# [DATA FOR REVIEW]
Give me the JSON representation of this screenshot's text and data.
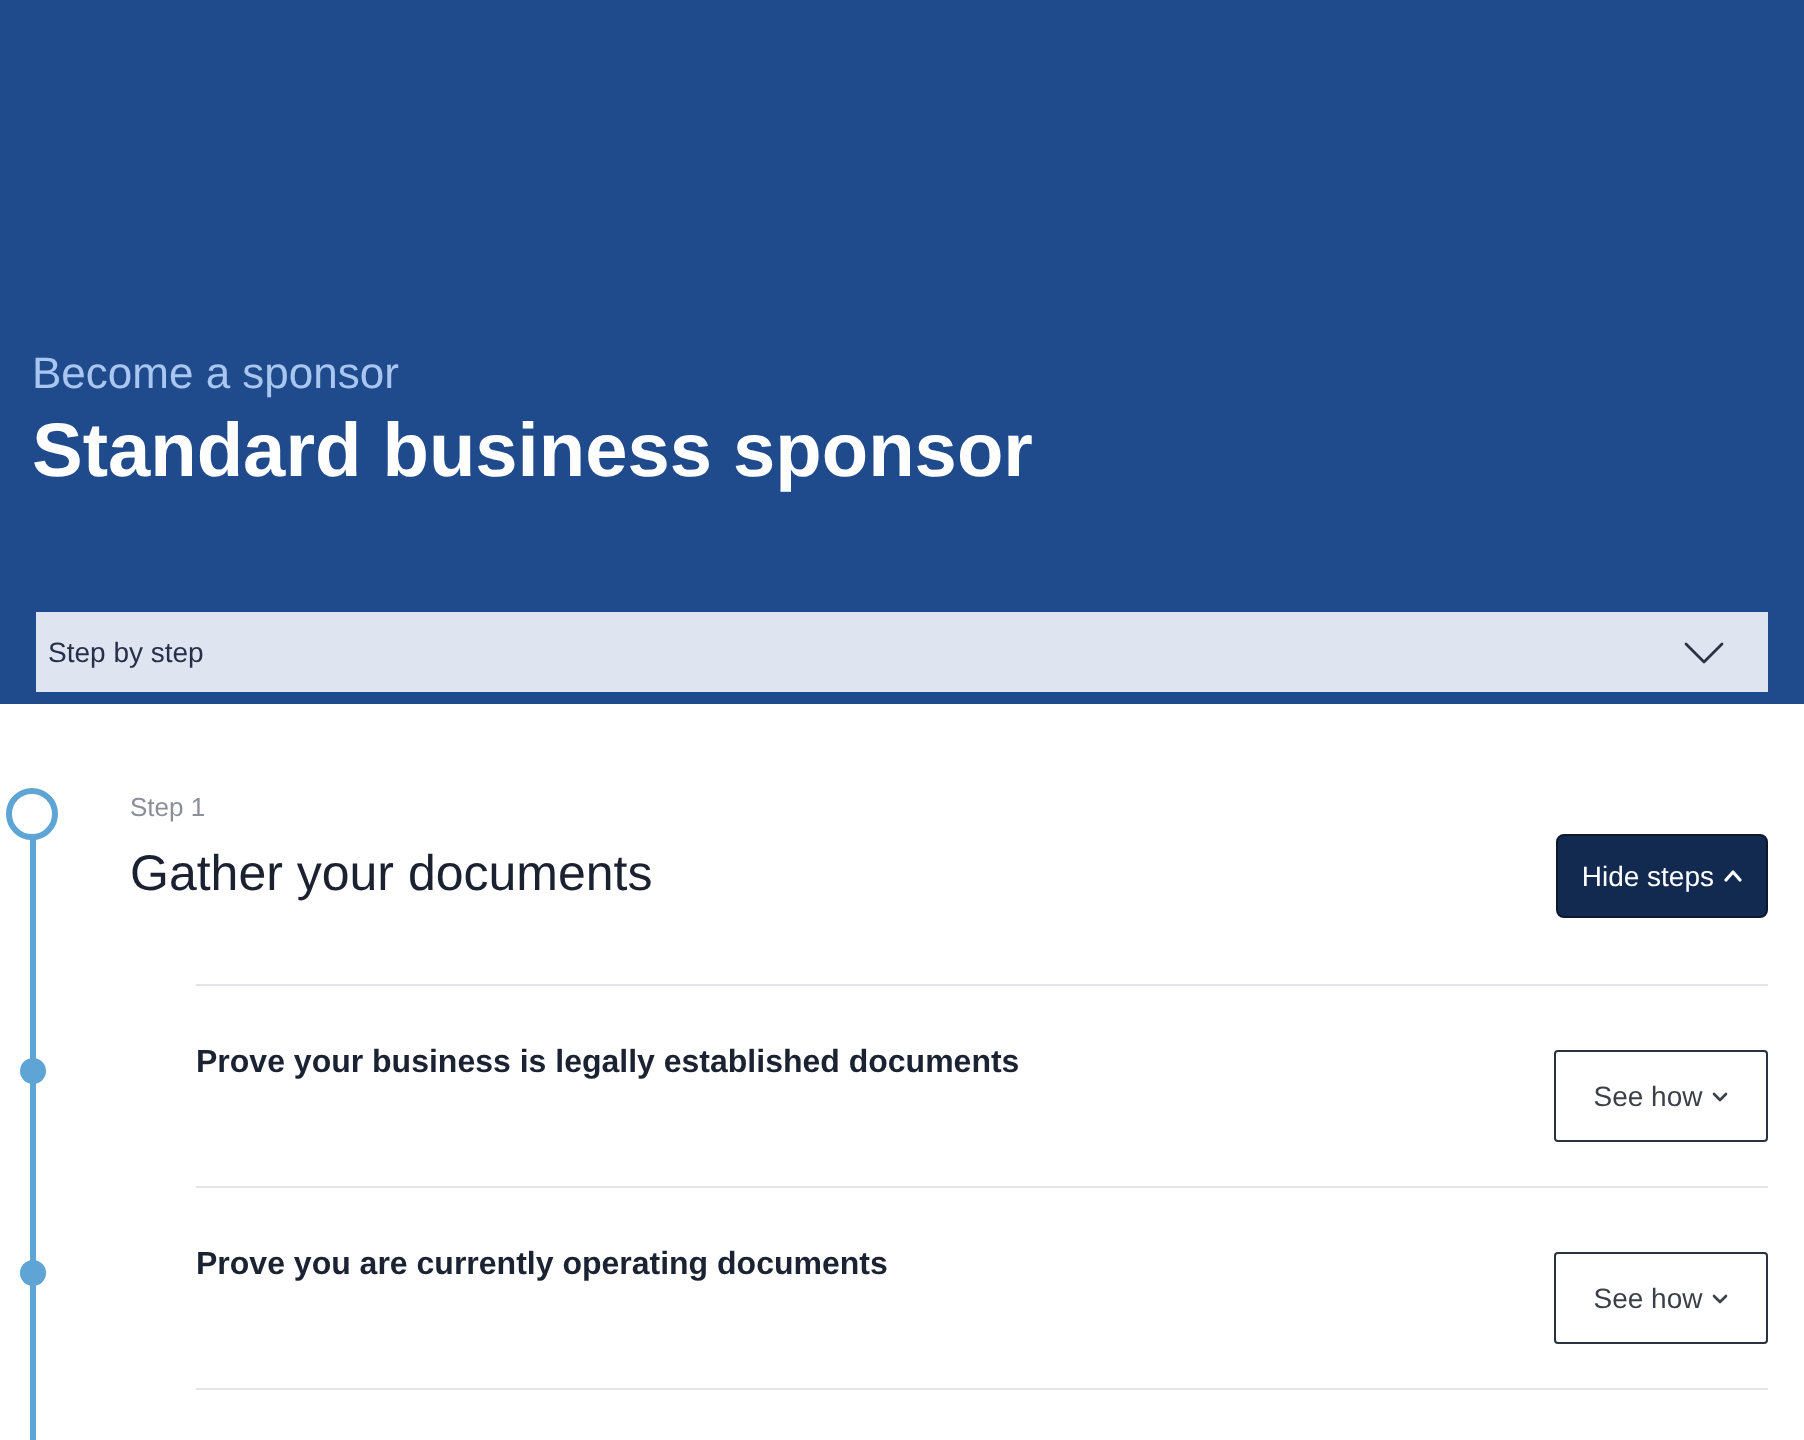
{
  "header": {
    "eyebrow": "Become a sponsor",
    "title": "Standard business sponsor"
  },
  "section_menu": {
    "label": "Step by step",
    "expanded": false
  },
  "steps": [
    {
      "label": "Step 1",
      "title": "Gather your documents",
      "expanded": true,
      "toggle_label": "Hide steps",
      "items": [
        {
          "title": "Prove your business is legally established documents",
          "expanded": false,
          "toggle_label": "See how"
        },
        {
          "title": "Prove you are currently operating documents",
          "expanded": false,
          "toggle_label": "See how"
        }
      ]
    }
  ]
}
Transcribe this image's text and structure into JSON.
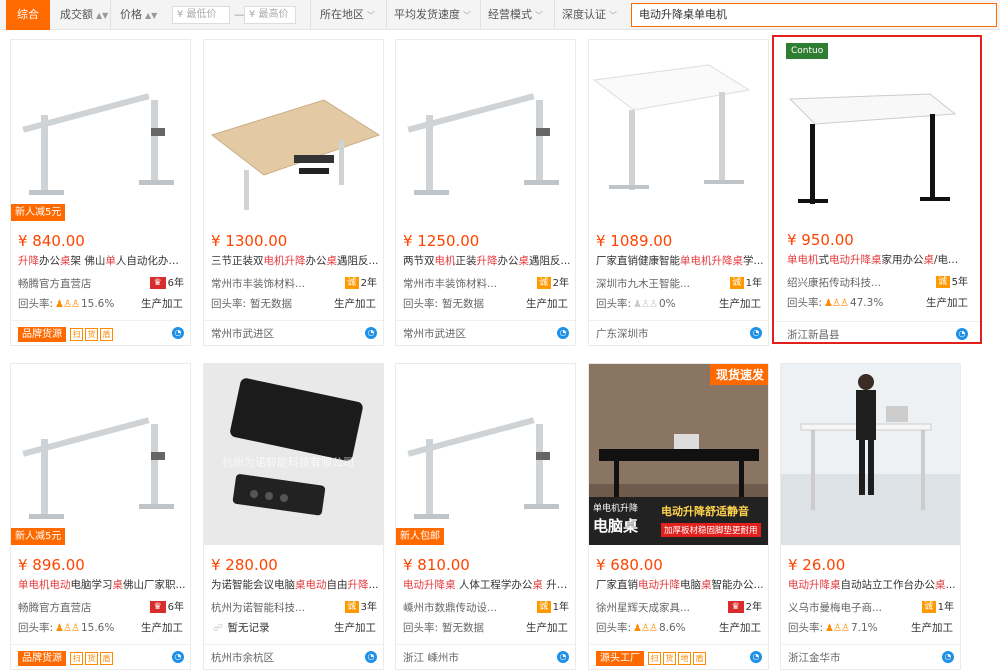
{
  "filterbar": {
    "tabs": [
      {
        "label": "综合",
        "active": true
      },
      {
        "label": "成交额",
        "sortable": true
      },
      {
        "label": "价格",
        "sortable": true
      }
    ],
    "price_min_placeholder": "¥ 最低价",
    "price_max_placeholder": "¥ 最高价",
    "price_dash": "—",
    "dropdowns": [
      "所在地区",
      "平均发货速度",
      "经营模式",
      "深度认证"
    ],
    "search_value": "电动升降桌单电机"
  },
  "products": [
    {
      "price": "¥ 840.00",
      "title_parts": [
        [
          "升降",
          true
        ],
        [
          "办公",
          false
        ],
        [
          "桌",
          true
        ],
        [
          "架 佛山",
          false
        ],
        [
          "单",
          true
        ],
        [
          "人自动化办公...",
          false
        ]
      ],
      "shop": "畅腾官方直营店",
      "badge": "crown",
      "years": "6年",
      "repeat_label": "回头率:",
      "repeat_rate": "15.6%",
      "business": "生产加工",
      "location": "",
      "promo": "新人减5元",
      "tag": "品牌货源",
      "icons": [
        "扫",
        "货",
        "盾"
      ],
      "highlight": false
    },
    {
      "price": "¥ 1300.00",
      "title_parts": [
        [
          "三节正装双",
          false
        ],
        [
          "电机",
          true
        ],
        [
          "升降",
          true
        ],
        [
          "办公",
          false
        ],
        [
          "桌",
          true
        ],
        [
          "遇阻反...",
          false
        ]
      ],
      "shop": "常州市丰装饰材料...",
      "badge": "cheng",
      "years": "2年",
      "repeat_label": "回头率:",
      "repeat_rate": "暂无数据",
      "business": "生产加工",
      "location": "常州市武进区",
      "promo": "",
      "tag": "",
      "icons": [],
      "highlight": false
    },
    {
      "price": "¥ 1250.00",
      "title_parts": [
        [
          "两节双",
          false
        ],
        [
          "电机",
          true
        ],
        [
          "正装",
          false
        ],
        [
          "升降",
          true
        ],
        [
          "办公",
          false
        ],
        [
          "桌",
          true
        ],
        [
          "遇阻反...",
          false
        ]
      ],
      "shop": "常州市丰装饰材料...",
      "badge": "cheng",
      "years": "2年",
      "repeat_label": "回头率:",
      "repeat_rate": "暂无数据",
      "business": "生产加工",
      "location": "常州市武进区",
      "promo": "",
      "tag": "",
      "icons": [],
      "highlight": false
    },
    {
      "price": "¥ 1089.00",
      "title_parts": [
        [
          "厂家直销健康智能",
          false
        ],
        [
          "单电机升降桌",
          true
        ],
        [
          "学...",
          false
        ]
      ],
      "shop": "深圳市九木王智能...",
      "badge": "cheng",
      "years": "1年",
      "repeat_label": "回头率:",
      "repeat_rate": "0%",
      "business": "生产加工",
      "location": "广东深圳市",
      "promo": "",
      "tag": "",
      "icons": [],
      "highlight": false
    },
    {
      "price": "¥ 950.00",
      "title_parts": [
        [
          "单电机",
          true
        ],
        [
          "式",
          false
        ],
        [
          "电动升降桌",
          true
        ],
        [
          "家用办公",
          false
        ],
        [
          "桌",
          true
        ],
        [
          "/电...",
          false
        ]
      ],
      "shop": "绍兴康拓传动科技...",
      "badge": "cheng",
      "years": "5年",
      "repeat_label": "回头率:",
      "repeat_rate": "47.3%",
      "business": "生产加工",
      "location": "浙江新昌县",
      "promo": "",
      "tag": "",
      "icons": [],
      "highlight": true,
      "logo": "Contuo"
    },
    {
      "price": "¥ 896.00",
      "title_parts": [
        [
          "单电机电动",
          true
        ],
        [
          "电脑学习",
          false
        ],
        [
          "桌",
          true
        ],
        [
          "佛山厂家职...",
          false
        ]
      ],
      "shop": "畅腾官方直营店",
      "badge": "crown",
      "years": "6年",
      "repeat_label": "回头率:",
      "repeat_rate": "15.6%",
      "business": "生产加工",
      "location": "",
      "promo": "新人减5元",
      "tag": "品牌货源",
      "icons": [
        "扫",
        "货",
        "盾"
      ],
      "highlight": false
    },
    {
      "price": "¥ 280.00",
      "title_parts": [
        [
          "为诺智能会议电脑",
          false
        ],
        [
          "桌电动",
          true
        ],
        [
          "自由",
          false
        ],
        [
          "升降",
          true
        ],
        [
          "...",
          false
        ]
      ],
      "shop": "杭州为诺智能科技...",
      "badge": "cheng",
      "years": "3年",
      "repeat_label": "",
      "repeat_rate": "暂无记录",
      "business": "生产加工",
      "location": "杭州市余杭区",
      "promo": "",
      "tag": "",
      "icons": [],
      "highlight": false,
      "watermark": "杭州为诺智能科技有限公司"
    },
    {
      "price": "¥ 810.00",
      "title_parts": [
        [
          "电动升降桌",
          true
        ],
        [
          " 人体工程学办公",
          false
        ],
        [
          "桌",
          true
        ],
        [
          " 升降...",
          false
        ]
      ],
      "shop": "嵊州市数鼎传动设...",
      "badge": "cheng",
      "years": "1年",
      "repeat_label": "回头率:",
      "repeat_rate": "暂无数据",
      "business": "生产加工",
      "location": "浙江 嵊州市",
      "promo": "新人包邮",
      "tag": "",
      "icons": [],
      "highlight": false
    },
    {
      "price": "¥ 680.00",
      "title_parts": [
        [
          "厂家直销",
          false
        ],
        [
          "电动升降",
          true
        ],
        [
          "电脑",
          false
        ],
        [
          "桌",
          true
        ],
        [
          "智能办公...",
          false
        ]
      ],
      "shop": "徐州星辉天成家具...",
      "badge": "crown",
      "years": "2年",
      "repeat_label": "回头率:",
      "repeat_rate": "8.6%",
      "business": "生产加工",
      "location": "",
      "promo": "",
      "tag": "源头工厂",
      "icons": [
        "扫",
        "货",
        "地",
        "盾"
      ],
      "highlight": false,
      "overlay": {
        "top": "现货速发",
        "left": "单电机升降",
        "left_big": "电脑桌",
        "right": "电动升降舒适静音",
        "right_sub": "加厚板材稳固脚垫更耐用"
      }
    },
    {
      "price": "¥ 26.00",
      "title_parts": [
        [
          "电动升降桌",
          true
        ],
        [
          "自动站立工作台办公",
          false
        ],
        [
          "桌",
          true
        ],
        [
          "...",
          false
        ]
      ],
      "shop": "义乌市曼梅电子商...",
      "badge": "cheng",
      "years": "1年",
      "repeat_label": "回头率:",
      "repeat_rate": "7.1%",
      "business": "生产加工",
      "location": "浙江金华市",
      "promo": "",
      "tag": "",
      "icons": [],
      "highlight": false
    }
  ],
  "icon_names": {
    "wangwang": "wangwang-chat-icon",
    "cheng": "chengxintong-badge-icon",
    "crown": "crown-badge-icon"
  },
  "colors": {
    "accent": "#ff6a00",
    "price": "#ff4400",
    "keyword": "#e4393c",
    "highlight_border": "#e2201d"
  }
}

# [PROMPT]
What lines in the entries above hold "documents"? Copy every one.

# [EXERCISE OUTPUT]
      "title": "Gather your documents",
          "title": "Prove your business is legally established documents",
          "title": "Prove you are currently operating documents",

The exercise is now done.